[image-1] The U.S. Department of Transportation will award the City of Charleston $18.149 million for the proposed Ashley River pedestrian bridge, according to a news release from U.S. Sen. Lindsey Graham on Wednesday.
The Better Utilizing Investments to Leverage Development (BUILD) grant will help construct the standalone bridge that will connect downtown Charleston with West Ashley, primarily for pedestrian and cyclist traffic.
“The creation of a separate multiuse path would provide a safe connection between West Ashley and the Charleston peninsula for pedestrians and cyclists who do not have car access or rely on non-motorized means of transportation,” Graham said in a letter to Transportation Secretary Elaine Chao in July.
“Today’s announcement is a massive victory for our community and everyone who has advocated for construction of the Ashley River Pedestrian Bridge over the years,” says U.S. Rep. Joe Cunningham, who also petitioned Chao on the project. “This is the sort of 21st century infrastructure project the Lowcountry needs — one that emphasizes environmental sustainability while relieving traffic congestion.”
The entire bridge would cost just over $22 million, Keith Benjamin, Charleston’s director of traffic and transportation, told the City Paper in August.
Plans for a pedestrian bridge over the Ashley River were first introduced in 1976, and advocates have pushed various proposals for years. And while the most recent application for the BUILD grant was strong, some wondered whether DOT would fund the project because of a competing application to improve an interchange next to the Carolina Panthers’ planned facility outside of Charlotte. Charleston’s grant money comes from the $900 million available nationwide for BUILD grants.
“This connection is so vital to protecting so many lives, to providing safe access for all modes of transportation,” says Katie Zimmerman, executive director of Charleston Moves. “It’s something that the community has agonized over for decades and decades, and we’re finally going to see it come to fruition.”
[image-2] “This is going to fundamentally change how we move around this area,” says Zimmerman. “We still have lots of mobility issues throughout the county, but this is going to change how many cars are packing in and out of the peninsula, it’s going to change the cost of traveling for individuals, it’s going to change access for medical care, for work, for home. This is going to fundamentally change so much for the better.”

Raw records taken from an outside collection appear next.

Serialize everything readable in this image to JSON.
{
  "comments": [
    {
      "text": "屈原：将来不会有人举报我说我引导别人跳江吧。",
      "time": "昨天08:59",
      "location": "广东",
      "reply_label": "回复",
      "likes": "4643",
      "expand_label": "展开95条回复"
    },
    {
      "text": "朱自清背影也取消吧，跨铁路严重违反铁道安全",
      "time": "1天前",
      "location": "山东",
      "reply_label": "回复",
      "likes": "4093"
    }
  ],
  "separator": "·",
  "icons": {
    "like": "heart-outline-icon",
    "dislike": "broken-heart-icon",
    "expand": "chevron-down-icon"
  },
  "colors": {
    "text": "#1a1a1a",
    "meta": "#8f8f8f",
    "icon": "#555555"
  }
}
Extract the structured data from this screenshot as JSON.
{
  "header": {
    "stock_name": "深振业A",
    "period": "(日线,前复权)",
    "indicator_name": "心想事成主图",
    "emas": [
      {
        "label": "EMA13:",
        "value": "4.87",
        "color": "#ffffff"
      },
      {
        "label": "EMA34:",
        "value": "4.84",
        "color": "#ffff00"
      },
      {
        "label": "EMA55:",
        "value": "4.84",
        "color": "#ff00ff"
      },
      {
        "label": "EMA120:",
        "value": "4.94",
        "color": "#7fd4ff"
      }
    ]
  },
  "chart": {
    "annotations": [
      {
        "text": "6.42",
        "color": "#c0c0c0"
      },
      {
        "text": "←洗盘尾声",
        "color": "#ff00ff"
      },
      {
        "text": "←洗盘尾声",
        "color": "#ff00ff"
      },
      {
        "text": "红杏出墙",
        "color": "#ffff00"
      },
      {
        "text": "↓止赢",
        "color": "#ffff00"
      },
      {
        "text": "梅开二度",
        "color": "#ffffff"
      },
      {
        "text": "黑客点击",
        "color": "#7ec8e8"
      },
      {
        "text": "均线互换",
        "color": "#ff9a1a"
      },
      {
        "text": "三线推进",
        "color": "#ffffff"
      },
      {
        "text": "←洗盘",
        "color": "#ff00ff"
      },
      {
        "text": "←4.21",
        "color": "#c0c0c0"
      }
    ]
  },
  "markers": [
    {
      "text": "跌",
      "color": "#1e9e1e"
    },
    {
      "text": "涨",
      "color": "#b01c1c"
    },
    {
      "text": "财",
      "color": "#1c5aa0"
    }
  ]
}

In 2018, the S.C. Department of Public Safety reported that Charleston saw a total of 26 pedestrian fatalities between 2011-2016, making it the most dangerous city in South Carolina for pedestrians and cyclists.
Talk about timing: Charleston Moves will hold its annual Pedal and Panache fundraiser tonight at Cannon Green.